French seams are also easy but there is math involved. Don't move! You can use a calculator. First choose the seam amount you want to use for the majority of the project. Let's use ½ in. for the example. You will need to calculate ¾ in. for each French seam (that is ¼ in. plus ½ in.).
To complete your french seams, first place your pieces wrong side together (you read that right, we are starting off backwards), pin and stitch along the seam like using a ¼ in. seam. Press you seam open and turn your fabric over the seam. Now you right sides should be facing and your first seam is sandwiched in the middle. Press again to get everything smooth and stitch along the seam line using a ½ in. seam allowance. Press your seam open from the right side. You will see that your raw edges are enveloped inside the 2 seams and the only thing visible along the back side is a nice, welt-like seam-a French Seam!
I have fallen in love with the tulle party dresses populating Etsy these days and have dreamed of creating one for my little lady for the upcoming holidays. I resigned to start where I seldom go: into my own stash of toddler dress patterns (with 2 grandmas that sew I can 1) fight over my daughter's wardrobe or 2)be resigned and spend the time on mine). I really loved the high empire waist styling with an over-sized tulle skirt so I picked out a few patterns that already featured an empire waist and started modifying from there. Here are a few great patterns from our store for you to work from:
The key to taking your pattern from regular to Tulle-tacular (yes, I just said Tulle-tacular. Give it time, it's gonna be huge) is the combination of colors. I have noticed the big sellers on Etsy and also the dresses that are my favorite are those that either couple rich jewel tone tulle and fabric together (think garnet, amber or jade) or just the jewel tone tulle paired with an unexpected and bold cotton print for the bodice. I considered pairing my Jade 108 in. Tulle with a complimentary Dupioni Silk for the bodice but when I found this black and white damask cotton print in my stash I knew it was the one. I assembled the bodice as instructed by the pattern but made the skirt out of a combination of tulle and matching cotton fabric (you can also use a knit fabric). The matching cotton fabric is for the underskirt which is a very important part because it will keep the tulle from touching the skin and tulle can be irritating. The underskirt needs to be invisible so it must match your tulle. My 108 in. tulle came folded in thirds from the bolt and I left it folded and cut out my skirt widths with it folded. I then layered several skirt widths until I had my desired fullness (I chose 3 layers or about 3-4 yds of tulle). I then stitched the skirt together at the back and basted through all layers across the top and then pulled the bobbin thread to gather up all the tulle to create my skirt. To create the under skirt I just cut one piece of cotton to the same width as one tulle layer and stitched it up the back and gathered it at the top as with the tulle. To attach the underskirt and tulle to the bodice I pinned the gathered tulle to the right side of the bodice (right sides facing) and the underskirt to the wrong side (the right side of the underskirt facing the wrong side of the bodice) and then stitched both in place. To make sure your hem is correct, you will need your little girl to try on the dress and then mark the length desired. Then cut off the excess with scissors. Really simple.
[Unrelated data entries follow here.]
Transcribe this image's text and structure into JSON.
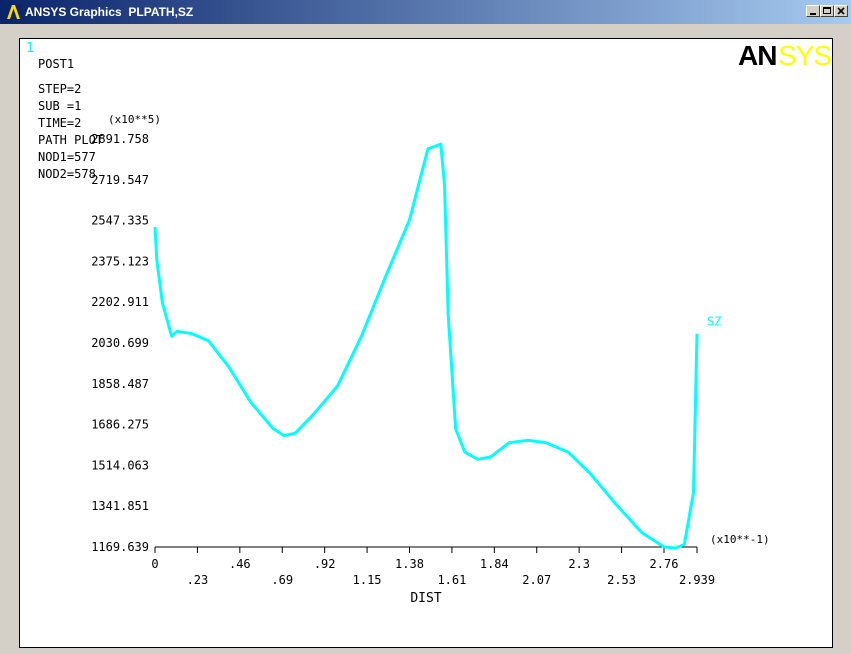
{
  "window": {
    "title": "ANSYS Graphics  PLPATH,SZ"
  },
  "icons": {
    "app": "ansys-logo-icon",
    "minimize": "minimize-icon",
    "maximize": "maximize-icon",
    "close": "close-icon"
  },
  "plot": {
    "window_number": "1",
    "logo_an": "AN",
    "logo_sys": "SYS",
    "info": [
      "POST1",
      "STEP=2",
      "SUB =1",
      "TIME=2",
      "PATH PLOT",
      "NOD1=577",
      "NOD2=578"
    ],
    "y_multiplier": "(x10**5)",
    "x_multiplier": "(x10**-1)"
  },
  "colors": {
    "curve": "#00ffff",
    "logo_black": "#000000",
    "logo_yellow": "#ffff00",
    "window_number": "#00ffff"
  },
  "chart_data": {
    "type": "line",
    "title": "",
    "xlabel": "DIST",
    "ylabel": "",
    "xlim": [
      0,
      2.939
    ],
    "ylim": [
      1169.639,
      2891.758
    ],
    "x_ticks_top": [
      "0",
      ".46",
      ".92",
      "1.38",
      "1.84",
      "2.3",
      "2.76"
    ],
    "x_ticks_bottom": [
      ".23",
      ".69",
      "1.15",
      "1.61",
      "2.07",
      "2.53",
      "2.939"
    ],
    "x_tick_values_top": [
      0,
      0.46,
      0.92,
      1.38,
      1.84,
      2.3,
      2.76
    ],
    "x_tick_values_bottom": [
      0.23,
      0.69,
      1.15,
      1.61,
      2.07,
      2.53,
      2.939
    ],
    "y_ticks": [
      "1169.639",
      "1341.851",
      "1514.063",
      "1686.275",
      "1858.487",
      "2030.699",
      "2202.911",
      "2375.123",
      "2547.335",
      "2719.547",
      "2891.758"
    ],
    "y_tick_values": [
      1169.639,
      1341.851,
      1514.063,
      1686.275,
      1858.487,
      2030.699,
      2202.911,
      2375.123,
      2547.335,
      2719.547,
      2891.758
    ],
    "series": [
      {
        "name": "SZ",
        "x": [
          0,
          0.01,
          0.04,
          0.09,
          0.12,
          0.2,
          0.29,
          0.4,
          0.52,
          0.64,
          0.7,
          0.76,
          0.86,
          0.99,
          1.12,
          1.25,
          1.38,
          1.48,
          1.55,
          1.57,
          1.59,
          1.63,
          1.68,
          1.75,
          1.82,
          1.92,
          2.02,
          2.12,
          2.24,
          2.36,
          2.5,
          2.64,
          2.76,
          2.82,
          2.87,
          2.92,
          2.939
        ],
        "y": [
          2520,
          2380,
          2200,
          2060,
          2080,
          2070,
          2040,
          1930,
          1780,
          1670,
          1640,
          1650,
          1730,
          1850,
          2060,
          2310,
          2550,
          2850,
          2870,
          2700,
          2150,
          1670,
          1570,
          1540,
          1550,
          1610,
          1620,
          1610,
          1570,
          1480,
          1350,
          1230,
          1170,
          1165,
          1180,
          1400,
          2070
        ]
      }
    ]
  }
}
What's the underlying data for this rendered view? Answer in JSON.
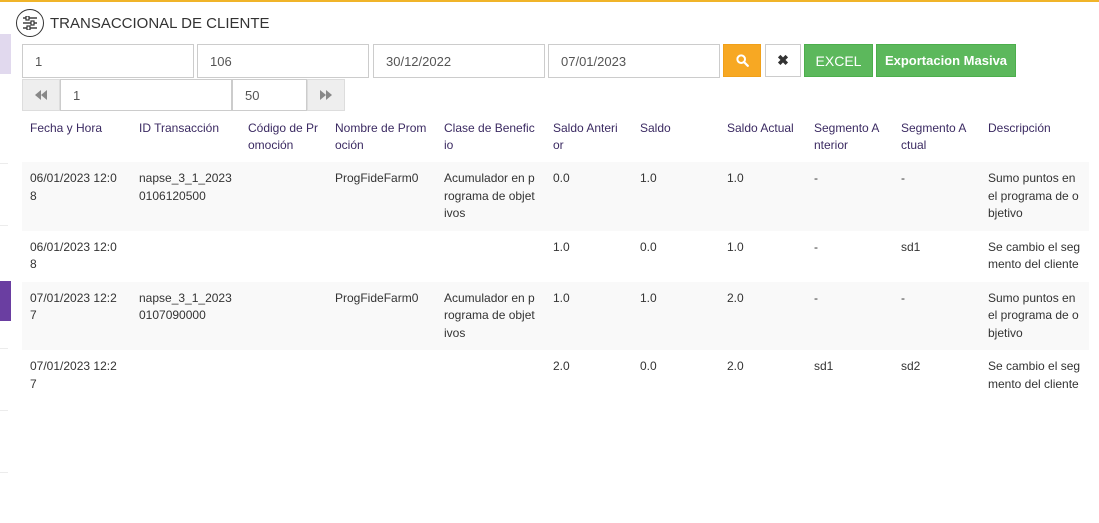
{
  "header": {
    "title": "TRANSACCIONAL DE CLIENTE"
  },
  "filters": {
    "field1": "1",
    "field2": "106",
    "date_from": "30/12/2022",
    "date_to": "07/01/2023"
  },
  "buttons": {
    "search_icon": "search-icon",
    "clear_icon": "close-icon",
    "clear_glyph": "✖",
    "excel_label": "EXCEL",
    "export_label": "Exportacion Masiva"
  },
  "pagination": {
    "page": "1",
    "page_size": "50",
    "prev_icon": "fast-backward-icon",
    "next_icon": "fast-forward-icon"
  },
  "colors": {
    "accent": "#f7a823",
    "success": "#5cb85c",
    "header_text": "#3b2a62"
  },
  "table": {
    "columns": [
      "Fecha y Hora",
      "ID Transacción",
      "Código de Promoción",
      "Nombre de Promoción",
      "Clase de Beneficio",
      "Saldo Anterior",
      "Saldo",
      "Saldo Actual",
      "Segmento Anterior",
      "Segmento Actual",
      "Descripción"
    ],
    "rows": [
      [
        "06/01/2023 12:08",
        "napse_3_1_20230106120500",
        "",
        "ProgFideFarm0",
        "Acumulador en programa de objetivos",
        "0.0",
        "1.0",
        "1.0",
        "-",
        "-",
        "Sumo puntos en el programa de objetivo"
      ],
      [
        "06/01/2023 12:08",
        "",
        "",
        "",
        "",
        "1.0",
        "0.0",
        "1.0",
        "-",
        "sd1",
        "Se cambio el segmento del cliente"
      ],
      [
        "07/01/2023 12:27",
        "napse_3_1_20230107090000",
        "",
        "ProgFideFarm0",
        "Acumulador en programa de objetivos",
        "1.0",
        "1.0",
        "2.0",
        "-",
        "-",
        "Sumo puntos en el programa de objetivo"
      ],
      [
        "07/01/2023 12:27",
        "",
        "",
        "",
        "",
        "2.0",
        "0.0",
        "2.0",
        "sd1",
        "sd2",
        "Se cambio el segmento del cliente"
      ]
    ]
  }
}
You can embellish your skirt from your extra bits of tulle by cutting out butterflies, flowers or ruffles. You can hand sew your embellishments on with some glitter or beads for extra glitz. A matching headband might be in order as well!
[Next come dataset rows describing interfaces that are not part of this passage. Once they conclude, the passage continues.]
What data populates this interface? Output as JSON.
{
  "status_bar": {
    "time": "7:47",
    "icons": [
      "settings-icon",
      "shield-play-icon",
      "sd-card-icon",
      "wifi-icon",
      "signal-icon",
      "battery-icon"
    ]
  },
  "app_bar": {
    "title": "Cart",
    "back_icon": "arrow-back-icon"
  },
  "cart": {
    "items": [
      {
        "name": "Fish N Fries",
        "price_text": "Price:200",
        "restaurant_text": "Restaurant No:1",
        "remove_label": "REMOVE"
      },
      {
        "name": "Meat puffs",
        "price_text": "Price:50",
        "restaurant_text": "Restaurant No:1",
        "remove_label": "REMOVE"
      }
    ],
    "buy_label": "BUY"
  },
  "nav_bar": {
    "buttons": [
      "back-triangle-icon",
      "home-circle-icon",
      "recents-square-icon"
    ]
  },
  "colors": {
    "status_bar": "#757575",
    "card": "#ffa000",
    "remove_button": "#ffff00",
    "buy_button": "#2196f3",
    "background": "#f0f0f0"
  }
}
The same theory can be used for Adult dresses as well, just unfold the tulle and use much more (6-7 yds).